The release of "Pepe Le Moko" (1937) is a treat. Best known as the basis for the classic American film "Algiers" (1938), it's been unavailable in the United States for 60 years, except in butchered prints and bad videotapes. It turns out that "Pepe Le Moko" is even better than "Algiers."
The French original has it all over on the Hollywood version in the way it conveys atmosphere. It takes place in French Algeria, where the gangster Pepe Le Moko (Jean Gabin) is holed up in the Casbah, a labyrinthine district of alleys and markets, with a surprise around every corner. In the Casbah, Pepe is both king and prisoner. He rules the underworld, and the cops can't get near him. But he knows that he can never leave.

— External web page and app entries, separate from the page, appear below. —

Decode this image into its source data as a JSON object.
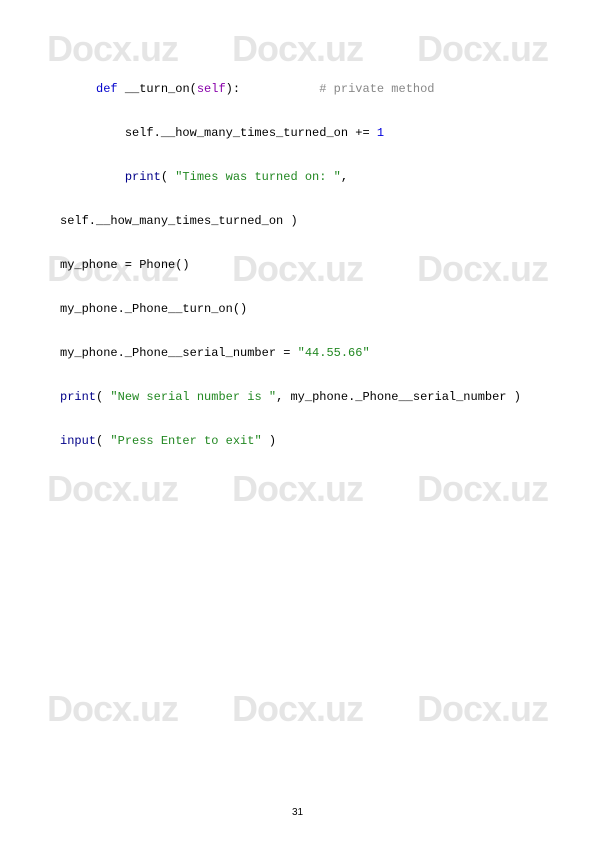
{
  "watermark": "Docx.uz",
  "page_number": "31",
  "code": {
    "line1": {
      "indent": "     ",
      "def": "def",
      "space1": " ",
      "method": "__turn_on",
      "paren_open": "(",
      "self": "self",
      "paren_close": "):",
      "comment_spacing": "           ",
      "comment": "# private method"
    },
    "line2": {
      "indent": "         ",
      "text": "self.__how_many_times_turned_on += ",
      "number": "1"
    },
    "line3": {
      "indent": "         ",
      "print": "print",
      "paren_open": "( ",
      "string": "\"Times was turned on: \"",
      "rest": ", "
    },
    "line4": {
      "text": "self.__how_many_times_turned_on )"
    },
    "line5": {
      "text": "my_phone = Phone()"
    },
    "line6": {
      "text": "my_phone._Phone__turn_on()"
    },
    "line7": {
      "text": "my_phone._Phone__serial_number = ",
      "string": "\"44.55.66\""
    },
    "line8": {
      "print": "print",
      "paren_open": "( ",
      "string": "\"New serial number is \"",
      "rest": ", my_phone._Phone__serial_number )"
    },
    "line9": {
      "input": "input",
      "paren_open": "( ",
      "string": "\"Press Enter to exit\"",
      "rest": " )"
    }
  }
}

The American remake provided Charles Boyer with his signature role: He played Pepe as a romantic whose longing for Paris dooms him. But Gabin brings something else entirely to Pepe, an impulsiveness, a buoyancy, a tough-guy playfulness, and in the end he gives the more magnetic and persuasive performance.
Gabin's Pepe is a lovable, heart-on-his-sleeve sort of fellow, who inspires loyalty through sheer likability. He's young, well-dressed and has a bright open face, not unlike that of Kenneth Branagh.
One night, at the tail end of a shootout with cops, he meets a young, rich woman, Gaby (Mireille Balin), who is slumming with a party of friends. Gaby represents everything that Pepe can no longer have -- namely, Paris -- and the two start a romance.
The American version played up the romantic scenes, which benefited enormously from the Gaby of Hedy Lamarr, whose beauty defied description. But while those scenes retain their impact to this day, the French version, following the identical story, just makes more sense. In "Pepe Le Moko," the romance doesn't bring out the title character's fatalism but his exuberance. This Pepe has a real capacity for happiness.
In one particularly lovely sequence, Pepe is so pleased to be in love that he sings on his rooftop, while the native women, in the street, giggle to themselves affectionately.
© Mick LaSalle, "San Francisco Chronicle"